excess of sixteen percent. This pattern of long periods of sub-par returns followed by long periods of excellent returns is by no means unusual. It has occurred frequently and merely demonstrates that stocks are mean-reverting.
In a recent paper for Vanguard’s Institutional Investor Group, Francis Kinniry Jr. and Christopher Philips write “The returns from any particular period are an unreliable anchor for long-term return expectations.” This applies to even longer horizons of ten or twenty years. By way of example, when calculating ten-year returns, shifting the start date by four years changes eighty percent of the data. For longer periods, say twenty-year returns, a shift of six years changes sixty percent of the data. Why is this important? Because by lopping off a series a poor performing years, or adding a series of good performing years, the picture painted by a particular asset class- in this case stocks- can be misleading. Without trying to get too technical, the paper goes on to point out that although stocks have a mean annual return of ten-percent for all ten year periods since 1926, “investors can reasonably expect to see a ten-year return average between 0% and 20% about 95% of the time.” Quite a range and interestingly, fairly close to the wide range of returns investors experienced in the personal example cited above.
Our last correspondence to clients was in November 2008 (to access the letter go to: http://www.highlandercapital.com/commentary.php). Since then, the credit markets have thawed and prices of many corporate and municipal bonds have rallied. While we were able to pick up many bargains in the fixed income arena at exceptional prices and yields, the equity markets have continued their losses into the new year with the S&P 500 -14% through late February. As I indicated then, many businesses were priced for insolvency or at the very least, sharply diminished future earnings. While it is obvious that short-term earnings will be impacted, it by no means obvious that the long-term picture has been fundamentally altered.

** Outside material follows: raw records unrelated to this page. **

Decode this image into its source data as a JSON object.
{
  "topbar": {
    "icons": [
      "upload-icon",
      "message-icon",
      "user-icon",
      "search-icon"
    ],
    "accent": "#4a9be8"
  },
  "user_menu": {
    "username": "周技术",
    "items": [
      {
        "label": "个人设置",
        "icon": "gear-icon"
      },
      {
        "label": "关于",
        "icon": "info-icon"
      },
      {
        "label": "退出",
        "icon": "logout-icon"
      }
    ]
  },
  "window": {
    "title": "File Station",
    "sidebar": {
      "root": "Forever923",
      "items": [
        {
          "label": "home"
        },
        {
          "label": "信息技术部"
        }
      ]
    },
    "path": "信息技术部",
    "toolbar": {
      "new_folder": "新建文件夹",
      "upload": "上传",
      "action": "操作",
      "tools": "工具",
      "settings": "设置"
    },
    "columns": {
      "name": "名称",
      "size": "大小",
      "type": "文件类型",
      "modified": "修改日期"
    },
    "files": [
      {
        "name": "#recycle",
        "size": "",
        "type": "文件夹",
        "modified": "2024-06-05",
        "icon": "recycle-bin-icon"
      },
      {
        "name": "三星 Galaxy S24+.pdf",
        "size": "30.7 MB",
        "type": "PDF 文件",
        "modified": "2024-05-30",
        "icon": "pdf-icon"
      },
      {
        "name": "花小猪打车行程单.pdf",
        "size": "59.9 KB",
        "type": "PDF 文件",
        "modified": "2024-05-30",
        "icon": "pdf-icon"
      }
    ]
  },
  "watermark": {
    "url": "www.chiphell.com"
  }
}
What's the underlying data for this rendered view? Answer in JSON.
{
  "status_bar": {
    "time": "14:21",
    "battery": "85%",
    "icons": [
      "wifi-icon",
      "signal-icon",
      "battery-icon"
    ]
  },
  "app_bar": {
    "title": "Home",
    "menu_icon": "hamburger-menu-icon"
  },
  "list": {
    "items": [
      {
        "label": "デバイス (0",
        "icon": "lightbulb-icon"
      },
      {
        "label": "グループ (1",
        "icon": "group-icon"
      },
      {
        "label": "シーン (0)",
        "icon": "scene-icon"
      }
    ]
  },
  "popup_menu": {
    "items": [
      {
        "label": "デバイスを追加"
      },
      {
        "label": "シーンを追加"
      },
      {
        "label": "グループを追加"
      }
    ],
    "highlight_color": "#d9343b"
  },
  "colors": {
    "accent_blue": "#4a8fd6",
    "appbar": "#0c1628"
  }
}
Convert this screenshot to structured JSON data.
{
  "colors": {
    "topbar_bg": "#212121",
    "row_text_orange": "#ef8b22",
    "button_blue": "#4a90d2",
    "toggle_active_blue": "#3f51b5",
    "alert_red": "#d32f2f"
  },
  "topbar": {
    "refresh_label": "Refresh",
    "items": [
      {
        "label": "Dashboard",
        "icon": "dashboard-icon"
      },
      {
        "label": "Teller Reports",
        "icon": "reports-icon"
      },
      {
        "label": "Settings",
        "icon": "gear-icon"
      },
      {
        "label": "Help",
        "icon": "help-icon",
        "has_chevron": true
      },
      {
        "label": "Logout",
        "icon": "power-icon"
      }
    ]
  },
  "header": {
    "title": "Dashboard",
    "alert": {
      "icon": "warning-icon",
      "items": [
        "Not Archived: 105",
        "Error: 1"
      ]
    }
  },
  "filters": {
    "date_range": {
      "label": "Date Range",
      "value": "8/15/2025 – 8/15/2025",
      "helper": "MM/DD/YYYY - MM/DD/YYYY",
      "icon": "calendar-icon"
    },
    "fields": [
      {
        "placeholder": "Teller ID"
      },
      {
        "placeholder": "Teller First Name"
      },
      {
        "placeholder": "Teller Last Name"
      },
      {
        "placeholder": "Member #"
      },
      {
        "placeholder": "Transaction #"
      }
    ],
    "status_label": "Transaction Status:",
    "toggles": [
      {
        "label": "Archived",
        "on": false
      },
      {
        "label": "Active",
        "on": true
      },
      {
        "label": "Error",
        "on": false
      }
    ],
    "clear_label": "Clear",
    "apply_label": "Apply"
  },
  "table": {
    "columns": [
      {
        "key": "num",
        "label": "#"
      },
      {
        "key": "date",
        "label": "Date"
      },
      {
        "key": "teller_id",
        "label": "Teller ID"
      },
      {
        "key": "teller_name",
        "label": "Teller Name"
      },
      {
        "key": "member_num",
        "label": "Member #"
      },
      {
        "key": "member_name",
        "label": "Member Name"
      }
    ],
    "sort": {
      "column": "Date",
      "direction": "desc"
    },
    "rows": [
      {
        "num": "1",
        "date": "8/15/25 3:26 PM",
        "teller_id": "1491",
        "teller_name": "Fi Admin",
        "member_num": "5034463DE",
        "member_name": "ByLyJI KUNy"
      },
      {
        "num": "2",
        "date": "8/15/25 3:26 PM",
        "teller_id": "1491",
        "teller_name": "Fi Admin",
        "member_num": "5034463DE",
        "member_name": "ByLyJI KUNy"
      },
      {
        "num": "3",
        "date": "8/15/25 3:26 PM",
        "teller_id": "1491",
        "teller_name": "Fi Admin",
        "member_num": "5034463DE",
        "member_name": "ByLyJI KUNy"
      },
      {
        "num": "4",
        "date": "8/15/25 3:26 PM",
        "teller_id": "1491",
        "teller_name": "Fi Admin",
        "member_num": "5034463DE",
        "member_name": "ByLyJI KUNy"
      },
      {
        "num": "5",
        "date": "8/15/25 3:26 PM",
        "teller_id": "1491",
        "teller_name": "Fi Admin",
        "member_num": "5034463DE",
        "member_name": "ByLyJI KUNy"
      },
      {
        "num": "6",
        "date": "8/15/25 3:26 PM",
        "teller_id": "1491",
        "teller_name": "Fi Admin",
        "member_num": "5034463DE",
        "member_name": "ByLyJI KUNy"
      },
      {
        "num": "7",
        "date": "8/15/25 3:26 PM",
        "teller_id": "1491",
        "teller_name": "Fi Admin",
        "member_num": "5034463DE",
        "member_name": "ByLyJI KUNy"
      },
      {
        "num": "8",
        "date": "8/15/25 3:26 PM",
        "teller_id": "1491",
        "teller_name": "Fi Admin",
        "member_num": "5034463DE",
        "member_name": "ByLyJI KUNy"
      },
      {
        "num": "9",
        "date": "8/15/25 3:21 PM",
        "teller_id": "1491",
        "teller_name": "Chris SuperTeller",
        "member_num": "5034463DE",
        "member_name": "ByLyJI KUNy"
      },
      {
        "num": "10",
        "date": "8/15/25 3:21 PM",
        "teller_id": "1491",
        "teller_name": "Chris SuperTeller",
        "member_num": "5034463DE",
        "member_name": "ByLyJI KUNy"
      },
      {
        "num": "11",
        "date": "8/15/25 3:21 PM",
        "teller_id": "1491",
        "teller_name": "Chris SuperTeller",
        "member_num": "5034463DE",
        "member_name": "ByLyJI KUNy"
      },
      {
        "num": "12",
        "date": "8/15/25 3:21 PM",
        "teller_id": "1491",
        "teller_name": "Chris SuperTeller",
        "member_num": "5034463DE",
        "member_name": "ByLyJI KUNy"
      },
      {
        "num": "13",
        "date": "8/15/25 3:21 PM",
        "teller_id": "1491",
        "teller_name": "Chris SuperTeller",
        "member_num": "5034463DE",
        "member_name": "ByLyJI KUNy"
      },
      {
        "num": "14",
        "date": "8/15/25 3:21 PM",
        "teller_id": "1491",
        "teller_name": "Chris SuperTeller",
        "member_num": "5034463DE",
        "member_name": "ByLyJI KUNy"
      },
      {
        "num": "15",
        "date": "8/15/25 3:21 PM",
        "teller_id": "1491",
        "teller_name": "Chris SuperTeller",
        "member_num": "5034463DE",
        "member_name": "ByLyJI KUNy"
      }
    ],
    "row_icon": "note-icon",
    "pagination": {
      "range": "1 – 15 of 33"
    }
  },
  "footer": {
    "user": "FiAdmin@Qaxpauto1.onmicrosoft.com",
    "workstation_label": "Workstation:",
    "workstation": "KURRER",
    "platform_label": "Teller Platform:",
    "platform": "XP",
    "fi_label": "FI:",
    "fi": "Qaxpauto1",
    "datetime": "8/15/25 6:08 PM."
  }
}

Aggregate corporate profits over long periods of time have always grown; albeit not in a linear fashion. It is true that some poorly capitalized or uncompetitive businesses will fail and have to be shuttered or reorganized. Equally true is the fact that inventories will ultimately clear, loans will stop souring, bank balance sheets will mend, demand will pick-up, and growth will resume.
For forward looking investors, there is a very high probability that the aggregate earnings of the S&P 500 will be meaningfully higher in ten years. This, coupled with the very large decline in prices of common stocks and the high dividend yields relative to bonds suggests to us attractive prospects for equities.
In closing, we know that these are stressful times. The constant barrage of negative news headlines and shrill bleating masquerading as investment advice emanating from some of the financial news networks can exert a powerful emotional force on the decision making process. To the extent possible, this should be resisted. The market is there to serve you and not to guide you. Falling under its manic-depressive spell is not conducive to long- term investment success. A rational approach, taking advantage of the opportunities presented by lower prices on a case by case basis seems to us the better course of action.